For Debbie Beirne, the whole concept of the ‘Human Library’ offers a powerful method of getting people, communities, talking – having open dialogues – about things they may not normally talk about.
Along with Dr Mark Garavan, Breda Ruane and the local library service, she is organising a Human Library project in the County Library, Castlebar on June 13 next from 3pm to 7pm.
“You know when you go to your local library and you give in your card and go off to the shelves to choose a book? For this event, you will be given a brochure of Human Library titles and sent off to one of the tables to meet and read the ‘human book’,” Beirne explains.
“The hope is that by meeting and witnessing people on a more human level, and hearing their life experiences, these respectful conversations can positively change people’s attitudes and behaviours towards members of our community who are at risk of exclusion or marginalisation,” she continues.
“The Human Library is a place where real people are on loan to ‘readers’. Take, for example, the fact that County Mayo was among the counties which returned a higher number of ‘No’ votes in the referendum on gay marriage.
“How many times did these people sit down with someone from the LGBT community and actually listen to their story, see them as human beings?
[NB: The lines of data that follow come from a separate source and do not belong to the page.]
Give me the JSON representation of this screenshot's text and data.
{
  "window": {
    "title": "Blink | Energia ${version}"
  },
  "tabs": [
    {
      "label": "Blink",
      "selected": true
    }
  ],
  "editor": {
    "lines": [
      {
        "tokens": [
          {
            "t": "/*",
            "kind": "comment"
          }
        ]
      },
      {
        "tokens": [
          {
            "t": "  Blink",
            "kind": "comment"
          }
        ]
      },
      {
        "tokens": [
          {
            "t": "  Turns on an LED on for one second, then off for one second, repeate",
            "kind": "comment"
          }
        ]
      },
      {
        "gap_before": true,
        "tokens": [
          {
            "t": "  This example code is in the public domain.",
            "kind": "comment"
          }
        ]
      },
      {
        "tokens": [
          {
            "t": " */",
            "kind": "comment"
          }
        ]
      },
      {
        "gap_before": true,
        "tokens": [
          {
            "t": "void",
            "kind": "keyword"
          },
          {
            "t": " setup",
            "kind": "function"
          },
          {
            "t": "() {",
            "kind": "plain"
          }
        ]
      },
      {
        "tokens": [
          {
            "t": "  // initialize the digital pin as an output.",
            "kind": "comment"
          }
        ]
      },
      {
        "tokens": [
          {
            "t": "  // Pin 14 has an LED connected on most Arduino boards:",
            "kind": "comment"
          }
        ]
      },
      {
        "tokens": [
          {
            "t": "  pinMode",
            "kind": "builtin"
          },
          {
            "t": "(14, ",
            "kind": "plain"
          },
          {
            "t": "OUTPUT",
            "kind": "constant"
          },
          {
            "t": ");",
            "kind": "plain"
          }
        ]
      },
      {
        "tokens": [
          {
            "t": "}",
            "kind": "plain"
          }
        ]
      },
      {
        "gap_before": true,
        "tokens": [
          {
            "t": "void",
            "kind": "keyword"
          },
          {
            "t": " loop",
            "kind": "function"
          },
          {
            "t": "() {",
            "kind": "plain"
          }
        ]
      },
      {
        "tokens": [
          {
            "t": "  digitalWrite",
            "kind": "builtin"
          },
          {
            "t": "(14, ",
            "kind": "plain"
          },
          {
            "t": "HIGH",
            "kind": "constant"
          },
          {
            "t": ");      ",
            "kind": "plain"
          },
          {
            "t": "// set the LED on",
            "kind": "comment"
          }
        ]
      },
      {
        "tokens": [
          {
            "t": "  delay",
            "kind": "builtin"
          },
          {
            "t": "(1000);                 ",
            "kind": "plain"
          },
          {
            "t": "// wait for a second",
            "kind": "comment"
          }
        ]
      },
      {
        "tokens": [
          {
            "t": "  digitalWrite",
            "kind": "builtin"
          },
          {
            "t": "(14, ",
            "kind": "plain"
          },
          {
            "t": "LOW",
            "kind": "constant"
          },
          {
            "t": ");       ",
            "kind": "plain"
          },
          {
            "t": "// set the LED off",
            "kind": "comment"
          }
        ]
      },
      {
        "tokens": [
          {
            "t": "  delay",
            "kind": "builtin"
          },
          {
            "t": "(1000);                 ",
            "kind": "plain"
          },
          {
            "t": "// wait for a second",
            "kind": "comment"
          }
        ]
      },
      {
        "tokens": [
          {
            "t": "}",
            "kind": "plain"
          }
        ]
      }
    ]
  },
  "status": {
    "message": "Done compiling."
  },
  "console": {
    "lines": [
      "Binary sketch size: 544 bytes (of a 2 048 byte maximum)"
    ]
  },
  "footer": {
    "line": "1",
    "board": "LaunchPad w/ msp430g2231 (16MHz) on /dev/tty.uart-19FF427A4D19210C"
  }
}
Prejudice and racism has no place to go when you meet someone – witness them – on a human level and any differences between us as human beings becomes very minimal,” she continues.  
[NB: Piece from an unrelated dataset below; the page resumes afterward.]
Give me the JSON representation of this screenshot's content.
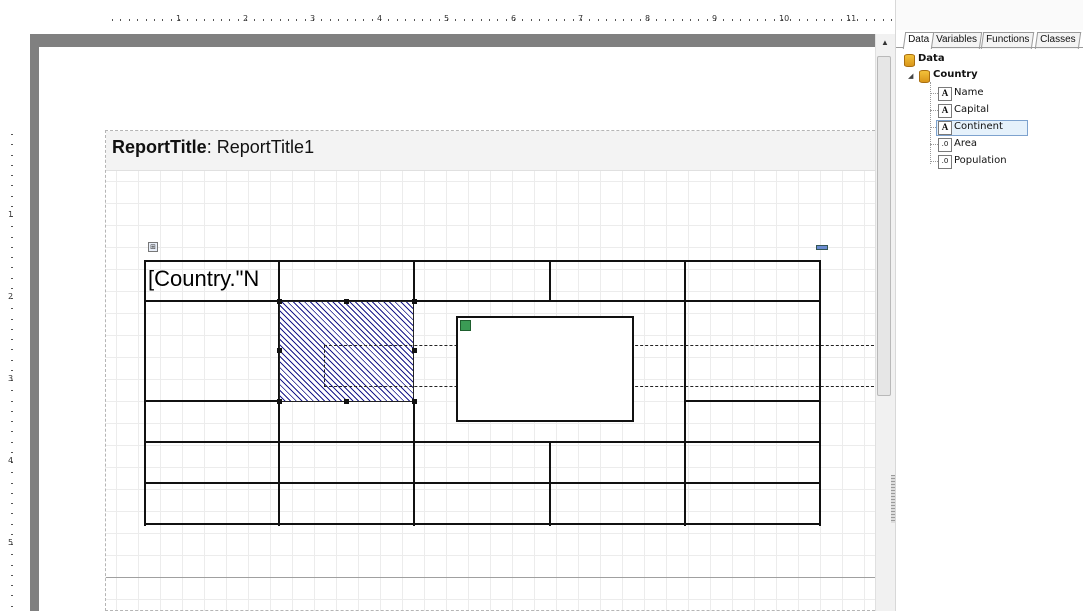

While the genesis for the upcoming Human Library event in Castlebar developed through a discussion about the number of suicides in County Mayo, Beirne explains that such innovative gatherings have a much broader spectrum than any individual social problem.  
“It is very important to create spaces where people can connect with each other and break down barriers, fears, misplaced misconceptions. Where does that really happen these days? The idea of being connected through social media is anomalous. Because nothing is effectively filtered, the communications can propagate fear,” she observes.
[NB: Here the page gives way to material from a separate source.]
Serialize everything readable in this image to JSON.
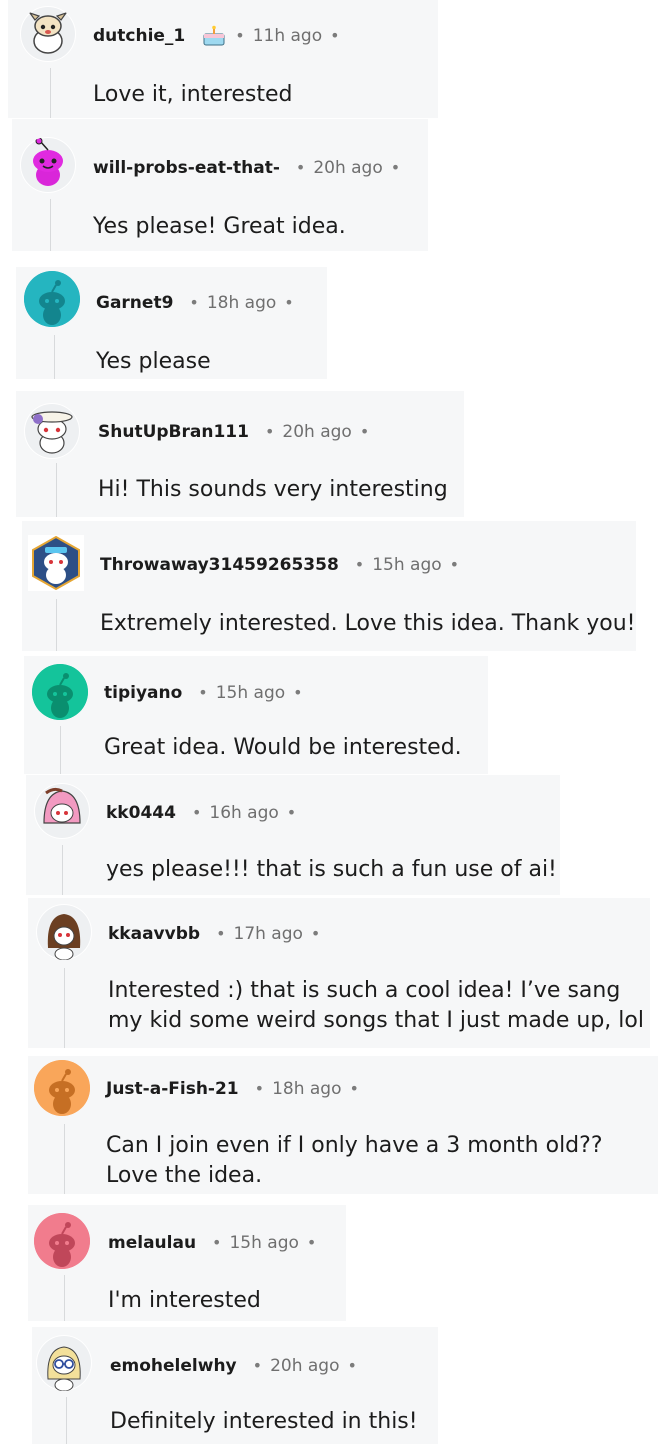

While social media is a projection of the self ‘out there’, communication through the Human Library is ‘here’, earthed and real, Beirne argues.
This event is open to anyone who has felt ‘isolated within society’ for a myriad of reasons. Interested participants are invited to email before May 21 next.

For further information, phone the library directly on 094 90 2444, Debbie at 087 6326610 or Breda at 0877738312. All ‘books’ must go through an interview process and will be screened for suitability.

What is the Human Library?
A worldwide movement, the Human Library is designed to build a positive framework for conversations that can challenge stereotypes and prejudices through dialogue. The Human Library is a place where real people are on loan to readers. A place where difficult questions are expected, appreciated and answered.
Established in 2000 in Copenhagen, the first Human Library or ‘Menneskebiblioteket’ event was open for four days and featured over 50 different titles. More than 1,000 readers participated, ‘leaving books, librarians, organisers and readers stunned’ at its impact.


Book titles
• Muslim man
• Priest critical of the Catholic church
• Mother with brain-injured son
• Traveller man
• Family of suicide victim
• Gay woman  
• Refugee